What you should give back is every line from the one containing "Enumerate this screenshot's" through the last line of the records below, word for word and without pictures.

=== The records ===

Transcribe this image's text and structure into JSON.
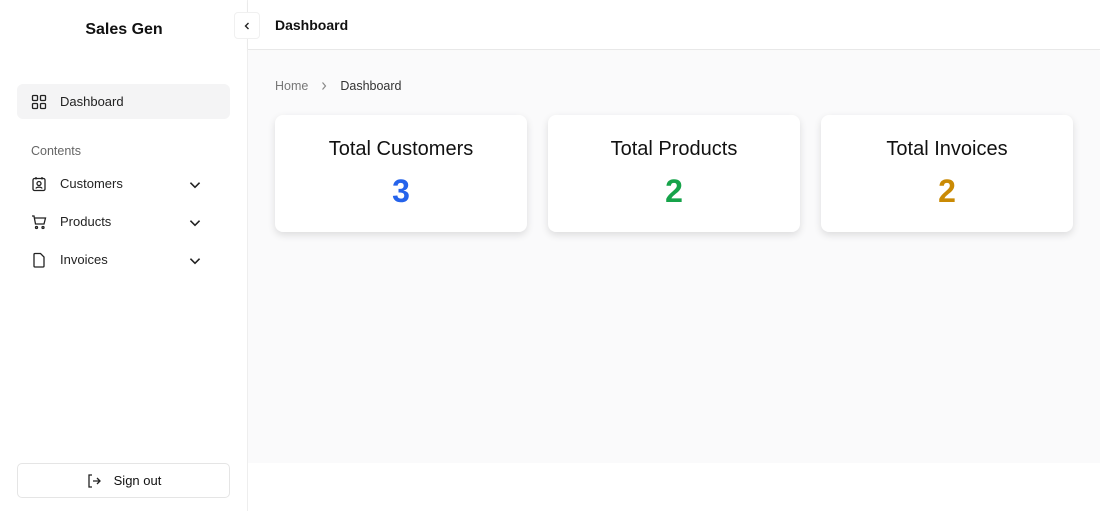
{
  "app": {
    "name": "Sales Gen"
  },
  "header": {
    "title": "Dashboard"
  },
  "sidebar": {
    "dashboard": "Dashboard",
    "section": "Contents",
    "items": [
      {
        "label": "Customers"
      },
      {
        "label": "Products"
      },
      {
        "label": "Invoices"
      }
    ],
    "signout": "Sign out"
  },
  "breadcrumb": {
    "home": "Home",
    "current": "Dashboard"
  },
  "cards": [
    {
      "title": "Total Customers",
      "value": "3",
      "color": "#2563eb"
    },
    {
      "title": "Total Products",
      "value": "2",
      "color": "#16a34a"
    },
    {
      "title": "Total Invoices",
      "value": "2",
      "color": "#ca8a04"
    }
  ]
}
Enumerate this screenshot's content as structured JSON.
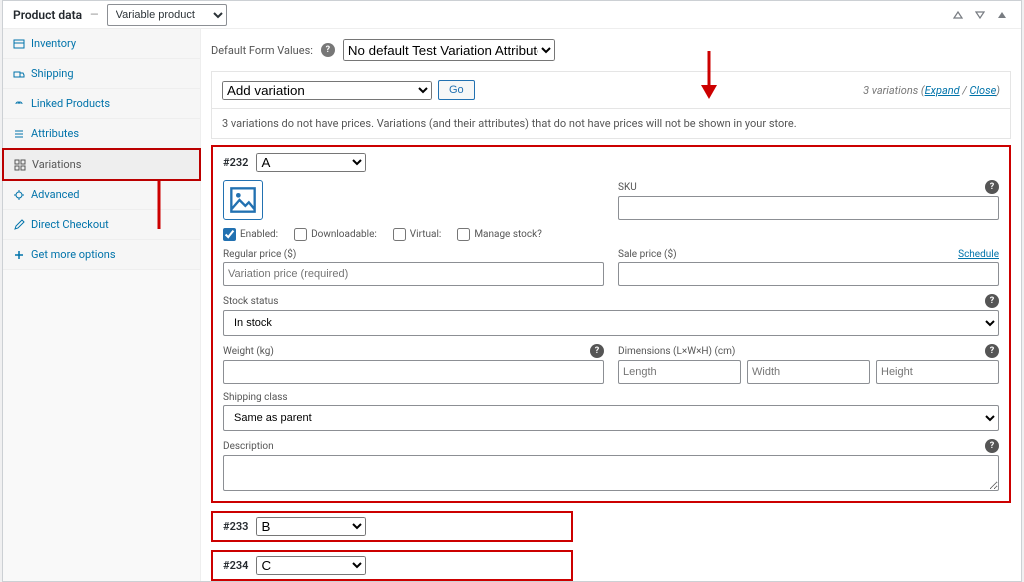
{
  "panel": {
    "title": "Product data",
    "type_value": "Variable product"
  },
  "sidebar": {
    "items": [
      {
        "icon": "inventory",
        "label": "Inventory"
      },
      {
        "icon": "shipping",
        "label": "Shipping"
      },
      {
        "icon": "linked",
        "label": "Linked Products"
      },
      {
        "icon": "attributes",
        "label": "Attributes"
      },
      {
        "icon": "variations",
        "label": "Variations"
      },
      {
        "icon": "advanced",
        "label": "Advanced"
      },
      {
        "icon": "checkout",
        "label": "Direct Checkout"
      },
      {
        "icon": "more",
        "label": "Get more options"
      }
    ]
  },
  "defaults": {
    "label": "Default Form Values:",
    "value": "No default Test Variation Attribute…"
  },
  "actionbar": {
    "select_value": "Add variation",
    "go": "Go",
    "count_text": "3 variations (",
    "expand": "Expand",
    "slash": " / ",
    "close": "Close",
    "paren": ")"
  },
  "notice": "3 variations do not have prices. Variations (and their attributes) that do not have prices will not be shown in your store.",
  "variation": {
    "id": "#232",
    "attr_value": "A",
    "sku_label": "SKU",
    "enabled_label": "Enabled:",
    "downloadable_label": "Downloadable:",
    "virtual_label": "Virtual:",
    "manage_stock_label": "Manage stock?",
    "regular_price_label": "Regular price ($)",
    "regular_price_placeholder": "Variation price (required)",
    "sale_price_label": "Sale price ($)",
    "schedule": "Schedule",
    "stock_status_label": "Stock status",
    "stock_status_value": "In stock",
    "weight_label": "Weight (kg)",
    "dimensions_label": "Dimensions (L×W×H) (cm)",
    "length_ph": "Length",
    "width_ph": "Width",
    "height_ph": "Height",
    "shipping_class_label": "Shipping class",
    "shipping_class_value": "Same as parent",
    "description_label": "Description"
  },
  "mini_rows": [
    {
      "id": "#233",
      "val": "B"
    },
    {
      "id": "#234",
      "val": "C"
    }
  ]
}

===

▸ Task response:
Enumerate this screenshot's content as structured JSON.
{
  "panel": {
    "title": "Product data",
    "type_value": "Variable product"
  },
  "sidebar": {
    "items": [
      {
        "icon": "inventory",
        "label": "Inventory"
      },
      {
        "icon": "shipping",
        "label": "Shipping"
      },
      {
        "icon": "linked",
        "label": "Linked Products"
      },
      {
        "icon": "attributes",
        "label": "Attributes"
      },
      {
        "icon": "variations",
        "label": "Variations"
      },
      {
        "icon": "advanced",
        "label": "Advanced"
      },
      {
        "icon": "checkout",
        "label": "Direct Checkout"
      },
      {
        "icon": "more",
        "label": "Get more options"
      }
    ]
  },
  "defaults": {
    "label": "Default Form Values:",
    "value": "No default Test Variation Attribute…"
  },
  "actionbar": {
    "select_value": "Add variation",
    "go": "Go",
    "count_text": "3 variations (",
    "expand": "Expand",
    "slash": " / ",
    "close": "Close",
    "paren": ")"
  },
  "notice": "3 variations do not have prices. Variations (and their attributes) that do not have prices will not be shown in your store.",
  "variation": {
    "id": "#232",
    "attr_value": "A",
    "sku_label": "SKU",
    "enabled_label": "Enabled:",
    "downloadable_label": "Downloadable:",
    "virtual_label": "Virtual:",
    "manage_stock_label": "Manage stock?",
    "regular_price_label": "Regular price ($)",
    "regular_price_placeholder": "Variation price (required)",
    "sale_price_label": "Sale price ($)",
    "schedule": "Schedule",
    "stock_status_label": "Stock status",
    "stock_status_value": "In stock",
    "weight_label": "Weight (kg)",
    "dimensions_label": "Dimensions (L×W×H) (cm)",
    "length_ph": "Length",
    "width_ph": "Width",
    "height_ph": "Height",
    "shipping_class_label": "Shipping class",
    "shipping_class_value": "Same as parent",
    "description_label": "Description"
  },
  "mini_rows": [
    {
      "id": "#233",
      "val": "B"
    },
    {
      "id": "#234",
      "val": "C"
    }
  ]
}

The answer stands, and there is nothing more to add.